When a family goes through the adoption process, whether it be domestic or international, they must complete a Home Study. An essential element of the Home Study process is for the prospective adoptive family to furnish several letters of reference.
If you have been asked to furnish a letter of reference for an adoptive family’s Home Study, and don’t know where to begin, here are a few tips to get you started.
First, the purpose of the letter of reference is to ensure that the adoptive parents are going to take good care of the child. So, be honest. The last thing the world needs is an adopted child being sent back to the country they came from (or DHR) because the adoptive parents weren’t equipped for the rigors of adoption. If you have serious doubts about the adoptive parents, then let the social worker know.
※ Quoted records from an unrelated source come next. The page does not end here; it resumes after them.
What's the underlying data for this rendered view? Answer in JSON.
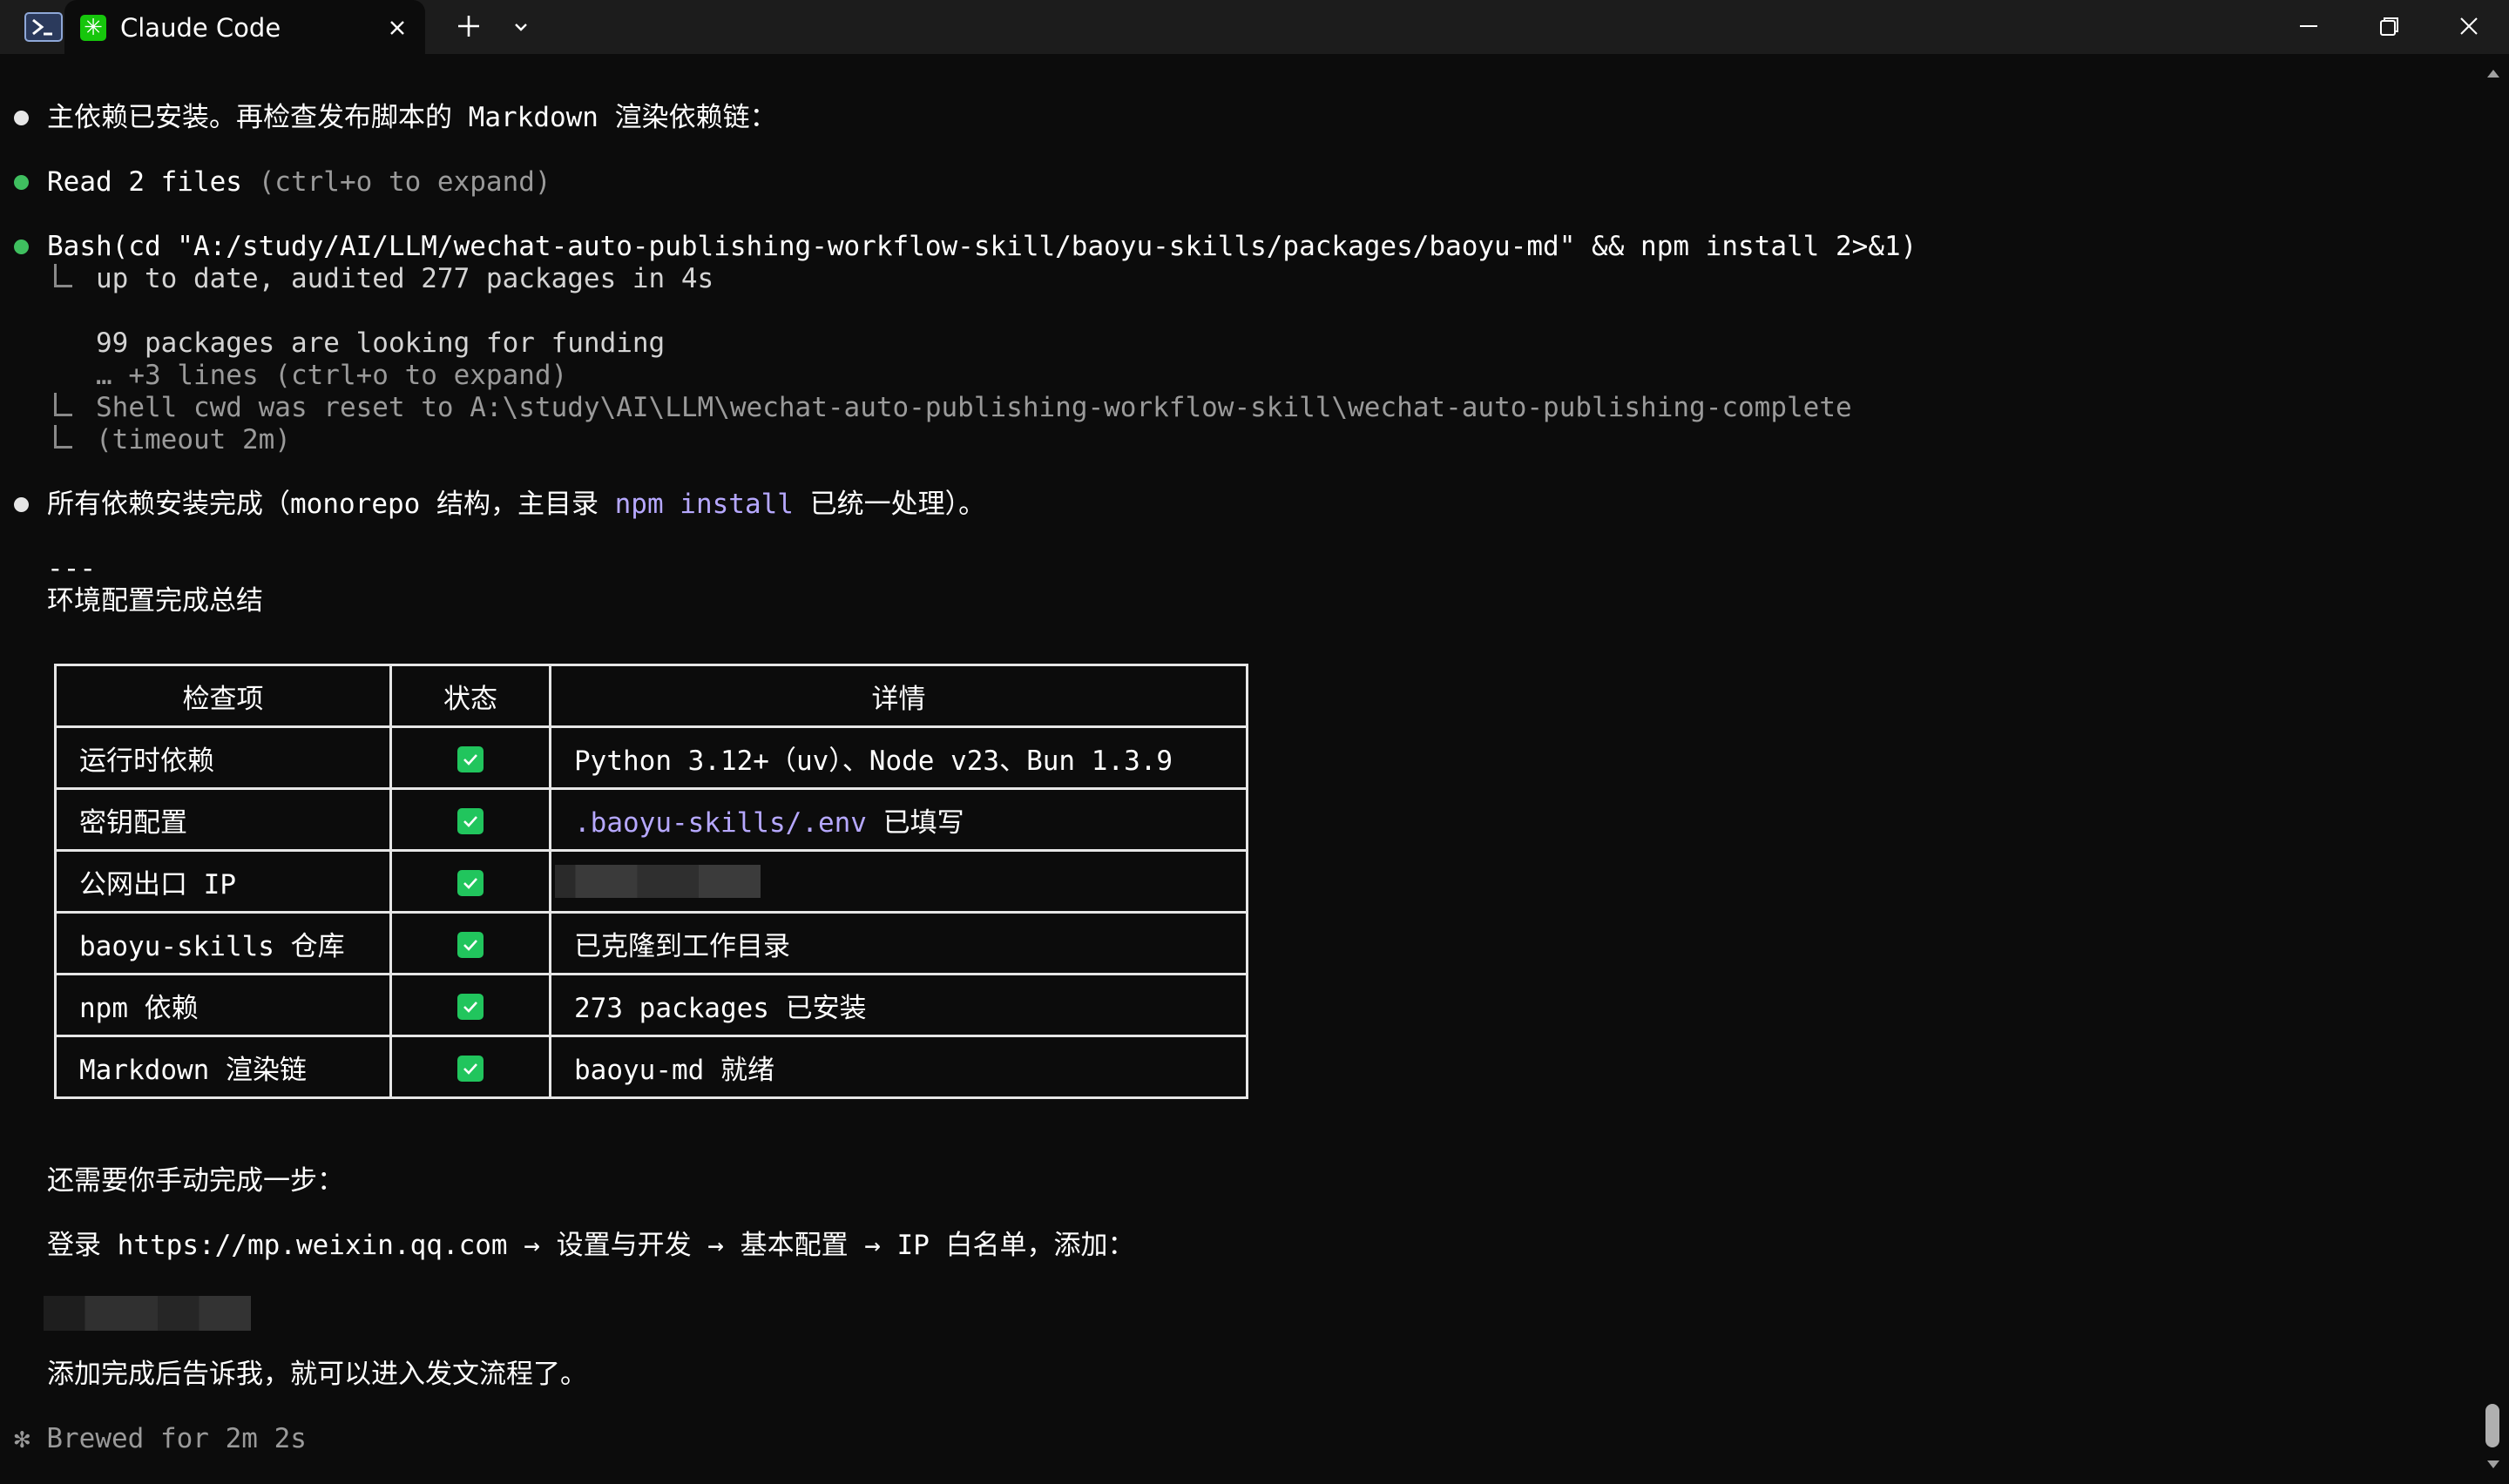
{
  "window": {
    "tab_title": "Claude Code",
    "new_tab_glyph": "+",
    "dropdown_glyph": "⌄",
    "icons": [
      "powershell-icon",
      "claude-code-icon",
      "close-icon",
      "plus-icon",
      "chevron-down-icon",
      "minimize-icon",
      "maximize-icon",
      "close-icon"
    ]
  },
  "terminal": {
    "msg1": "主依赖已安装。再检查发布脚本的 Markdown 渲染依赖链：",
    "read": {
      "bold": "Read 2 files",
      "hint": " (ctrl+o to expand)"
    },
    "bash": {
      "bold": "Bash",
      "cmd": "(cd \"A:/study/AI/LLM/wechat-auto-publishing-workflow-skill/baoyu-skills/packages/baoyu-md\" && npm install 2>&1)"
    },
    "out1": "up to date, audited 277 packages in 4s",
    "out2": "99 packages are looking for funding",
    "out3": "… +3 lines (ctrl+o to expand)",
    "out4": "Shell cwd was reset to A:\\study\\AI\\LLM\\wechat-auto-publishing-workflow-skill\\wechat-auto-publishing-complete",
    "out5": "(timeout 2m)",
    "msg2": {
      "pre": "所有依赖安装完成（monorepo 结构，主目录 ",
      "code": "npm install",
      "post": " 已统一处理）。"
    },
    "rule": "---",
    "summary_title": "环境配置完成总结",
    "table": {
      "headers": [
        "检查项",
        "状态",
        "详情"
      ],
      "rows": [
        {
          "item": "运行时依赖",
          "detail": "Python 3.12+（uv）、Node v23、Bun 1.3.9"
        },
        {
          "item": "密钥配置",
          "detail_code": ".baoyu-skills/.env",
          "detail": " 已填写"
        },
        {
          "item": "公网出口 IP",
          "detail": ""
        },
        {
          "item": "baoyu-skills 仓库",
          "detail": "已克隆到工作目录"
        },
        {
          "item": "npm 依赖",
          "detail": "273 packages 已安装"
        },
        {
          "item": "Markdown 渲染链",
          "detail": "baoyu-md 就绪"
        }
      ]
    },
    "manual_step": "还需要你手动完成一步：",
    "login": "登录 https://mp.weixin.qq.com → 设置与开发 → 基本配置 → IP 白名单，添加：",
    "after": "添加完成后告诉我，就可以进入发文流程了。",
    "status": "✻ Brewed for 2m 2s"
  },
  "colors": {
    "background": "#0c0c0c",
    "titlebar": "#1c1c1c",
    "accent_code": "#b6a8ff",
    "success_bullet": "#3fbf5f",
    "check_green": "#21c55d"
  }
}
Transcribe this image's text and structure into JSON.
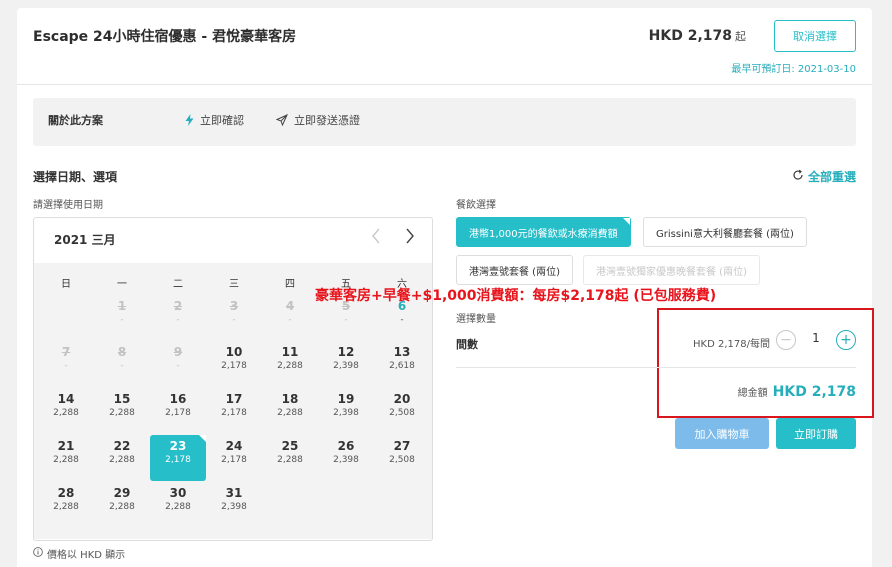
{
  "header": {
    "title": "Escape 24小時住宿優惠 - 君悅豪華客房",
    "price": "HKD 2,178",
    "price_suffix": "起",
    "cancel_label": "取消選擇",
    "earliest": "最早可預訂日: 2021-03-10"
  },
  "info": {
    "label": "關於此方案",
    "item1": "立即確認",
    "item1_icon": "lightning-icon",
    "item2": "立即發送憑證",
    "item2_icon": "send-icon"
  },
  "section": {
    "title": "選擇日期、選項",
    "reset_label": "全部重選",
    "date_label": "請選擇使用日期"
  },
  "calendar": {
    "month": "2021 三月",
    "weekdays": [
      "日",
      "一",
      "二",
      "三",
      "四",
      "五",
      "六"
    ],
    "days": [
      {
        "day": "1",
        "price": "-",
        "col": 1,
        "row": 0,
        "state": "disabled"
      },
      {
        "day": "2",
        "price": "-",
        "col": 2,
        "row": 0,
        "state": "disabled"
      },
      {
        "day": "3",
        "price": "-",
        "col": 3,
        "row": 0,
        "state": "disabled"
      },
      {
        "day": "4",
        "price": "-",
        "col": 4,
        "row": 0,
        "state": "disabled"
      },
      {
        "day": "5",
        "price": "-",
        "col": 5,
        "row": 0,
        "state": "disabled"
      },
      {
        "day": "6",
        "price": "-",
        "col": 6,
        "row": 0,
        "state": "highlight"
      },
      {
        "day": "7",
        "price": "-",
        "col": 0,
        "row": 1,
        "state": "disabled"
      },
      {
        "day": "8",
        "price": "-",
        "col": 1,
        "row": 1,
        "state": "disabled"
      },
      {
        "day": "9",
        "price": "-",
        "col": 2,
        "row": 1,
        "state": "disabled"
      },
      {
        "day": "10",
        "price": "2,178",
        "col": 3,
        "row": 1,
        "state": "normal"
      },
      {
        "day": "11",
        "price": "2,288",
        "col": 4,
        "row": 1,
        "state": "normal"
      },
      {
        "day": "12",
        "price": "2,398",
        "col": 5,
        "row": 1,
        "state": "normal"
      },
      {
        "day": "13",
        "price": "2,618",
        "col": 6,
        "row": 1,
        "state": "normal"
      },
      {
        "day": "14",
        "price": "2,288",
        "col": 0,
        "row": 2,
        "state": "normal"
      },
      {
        "day": "15",
        "price": "2,288",
        "col": 1,
        "row": 2,
        "state": "normal"
      },
      {
        "day": "16",
        "price": "2,178",
        "col": 2,
        "row": 2,
        "state": "normal"
      },
      {
        "day": "17",
        "price": "2,178",
        "col": 3,
        "row": 2,
        "state": "normal"
      },
      {
        "day": "18",
        "price": "2,288",
        "col": 4,
        "row": 2,
        "state": "normal"
      },
      {
        "day": "19",
        "price": "2,398",
        "col": 5,
        "row": 2,
        "state": "normal"
      },
      {
        "day": "20",
        "price": "2,508",
        "col": 6,
        "row": 2,
        "state": "normal"
      },
      {
        "day": "21",
        "price": "2,288",
        "col": 0,
        "row": 3,
        "state": "normal"
      },
      {
        "day": "22",
        "price": "2,288",
        "col": 1,
        "row": 3,
        "state": "normal"
      },
      {
        "day": "23",
        "price": "2,178",
        "col": 2,
        "row": 3,
        "state": "selected"
      },
      {
        "day": "24",
        "price": "2,178",
        "col": 3,
        "row": 3,
        "state": "normal"
      },
      {
        "day": "25",
        "price": "2,288",
        "col": 4,
        "row": 3,
        "state": "normal"
      },
      {
        "day": "26",
        "price": "2,398",
        "col": 5,
        "row": 3,
        "state": "normal"
      },
      {
        "day": "27",
        "price": "2,508",
        "col": 6,
        "row": 3,
        "state": "normal"
      },
      {
        "day": "28",
        "price": "2,288",
        "col": 0,
        "row": 4,
        "state": "normal"
      },
      {
        "day": "29",
        "price": "2,288",
        "col": 1,
        "row": 4,
        "state": "normal"
      },
      {
        "day": "30",
        "price": "2,288",
        "col": 2,
        "row": 4,
        "state": "normal"
      },
      {
        "day": "31",
        "price": "2,398",
        "col": 3,
        "row": 4,
        "state": "normal"
      }
    ],
    "note": "價格以 HKD 顯示"
  },
  "dining": {
    "label": "餐飲選擇",
    "options": [
      {
        "label": "港幣1,000元的餐飲或水療消費額",
        "state": "active"
      },
      {
        "label": "Grissini意大利餐廳套餐 (兩位)",
        "state": "normal"
      },
      {
        "label": "港灣壹號套餐 (兩位)",
        "state": "normal"
      },
      {
        "label": "港灣壹號獨家優惠晚餐套餐 (兩位)",
        "state": "disabled"
      }
    ]
  },
  "promo": "豪華客房+早餐+$1,000消費額：每房$2,178起 (已包服務費)",
  "quantity": {
    "label": "選擇數量",
    "room_label": "間數",
    "unit_price": "HKD 2,178/每間",
    "value": "1",
    "minus": "−",
    "plus": "+"
  },
  "total": {
    "label": "總金額",
    "value": "HKD 2,178"
  },
  "actions": {
    "cart": "加入購物車",
    "book": "立即訂購"
  },
  "colors": {
    "accent": "#26bec9",
    "accent_text": "#26aebb",
    "cart_button": "#7dbbea",
    "promo_red": "#e8141c"
  }
}
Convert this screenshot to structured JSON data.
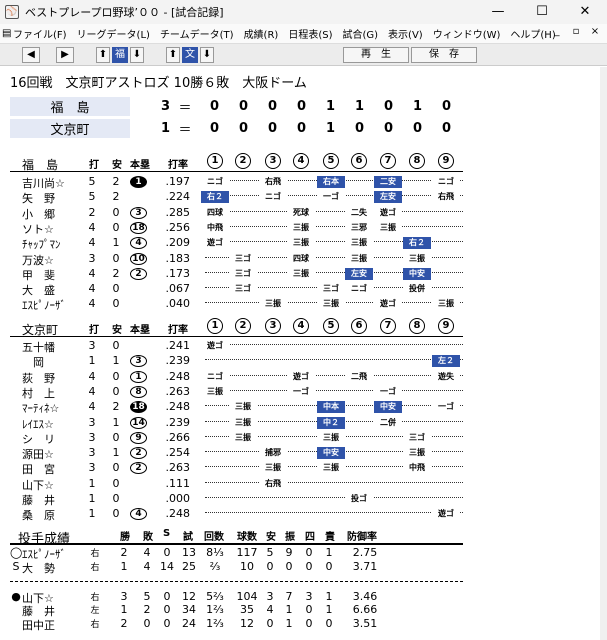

Second, as far as content of the letter, the social worker preparing the Home Study is looking for four basic things. If you answer these five questions, then you will have covered all the basics.
1. How long have you known the couple?
2. What is your relationship? i.e., neighbor, sibling, Sunday school class, etc.
3. What is the couple’s character? Describe their attributes that would be relevant to raising children.
4. Do you know of anything that would hinder their success as adoptive parents? Do you know of any history of chemical or physical abuse?
5. Do you recommend that they adopt a child?
Below is a template to get you started:
November 8, 2011
To whom it may concern,
I have known Joe and Sally Smith for 10 years. I have been involved with Joe and Sally as members of the neighborhood watch committee and in Sunday school classes.
I have observed that Joe and Sally are very kind and patient people. Although they do not have any children of their own, they have always interacted in a kind and friendly way with the children at our church. Joe and Sally are always pleasant to each other and the people around them.
I do not know of anything in their character or history that should prevent them from being successful adoptive parents. I give my unreserved recommendation that they be allowed to adopt a child/ children.
Photo by Andrew Eason.